How To Wash A Trumpet: Related Questions
Next, we will go over some common questions related to cleaning your trumpet. If you have any additional questions, please feel free to ask them in the comments below.
How Do You Properly Wash A Trumpet?
Use lukewarm water, not hot water, as it could damage your instrument’s finish. Add a few drops of dish soap to the water.
Soak the slides in the water for a few minutes, then clean the insides with a cleaning snake. Then do the same with the whole trumpet.
Make sure not to dip the whole valves in the water, because you do not want to get the felt pads wet. If they get wet, it inhibits their ability to absorb shocks.
How Often Should A Trumpet Be Cleaned?
The frequency with which you should clean your trumpet depends on how much you play it, of course. Generally speaking, you want to clean it about once every six weeks. Do it more often if you are a heavy user.
Can I Use Vaseline On My Trumpet Slides?
Some people will tell you never to use Vaseline as a substitute for slide grease, because it can corrode the instrument. However, many people successfully use it and they have no issues. I would recommend always using slide grease, and only using Vaseline as a last resort.

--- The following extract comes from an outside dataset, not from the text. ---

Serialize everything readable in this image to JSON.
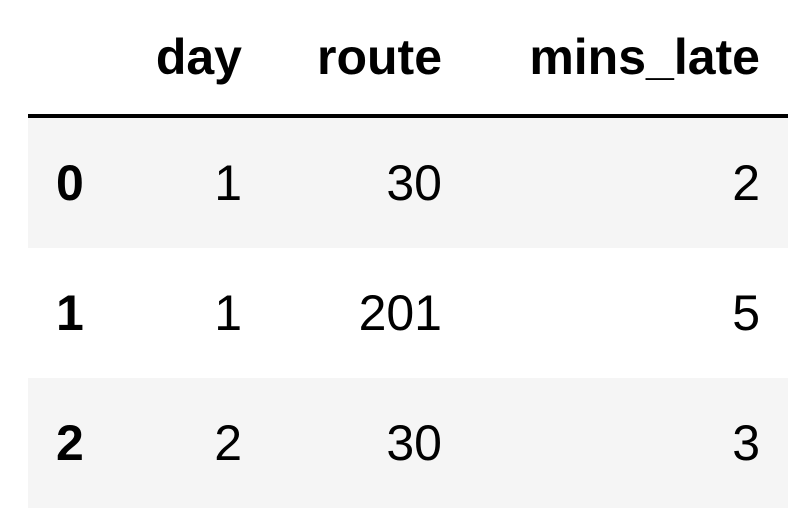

How Much Does It Cost To Clean A Trumpet?
Getting your trumpet professionally cleaned generally costs $75 to $150, if it is done thoroughly. It may be worth it do have it done by a professional occasionally, but most of the time, I recommend doing it yourself.
How To Clean Trumpet: Final Thoughts
Many trumpeters have their instruments professionally cleaned, but the costs for that can add up. If you know what you are doing, you can easily clean your trumpet at home.
And hopefully, you now know what you are doing. You might have to buy some trumpet cleaning supplies, but those are mostly a one-time expense. You buy them once and use them for many, many cleanings.
Apart from that expense, the only other cost is time. The first time you clean your trumpet might go slow, but once you get the hang of it, you will be able to clean the entire trumpet fairly quickly.
Mark Flegg says
Just FYI, the picture you have at the top of the article, captioned “This trumpet needs a cleaning,” is not a trumpet. It looks like a baritone/euphonium.
I know, but I couldn’t find a photo of a really dirty trumpet. You make a good point, though. I went ahead and changed the caption, so people don’t think I’m a complete idiot.
Mark Flegg says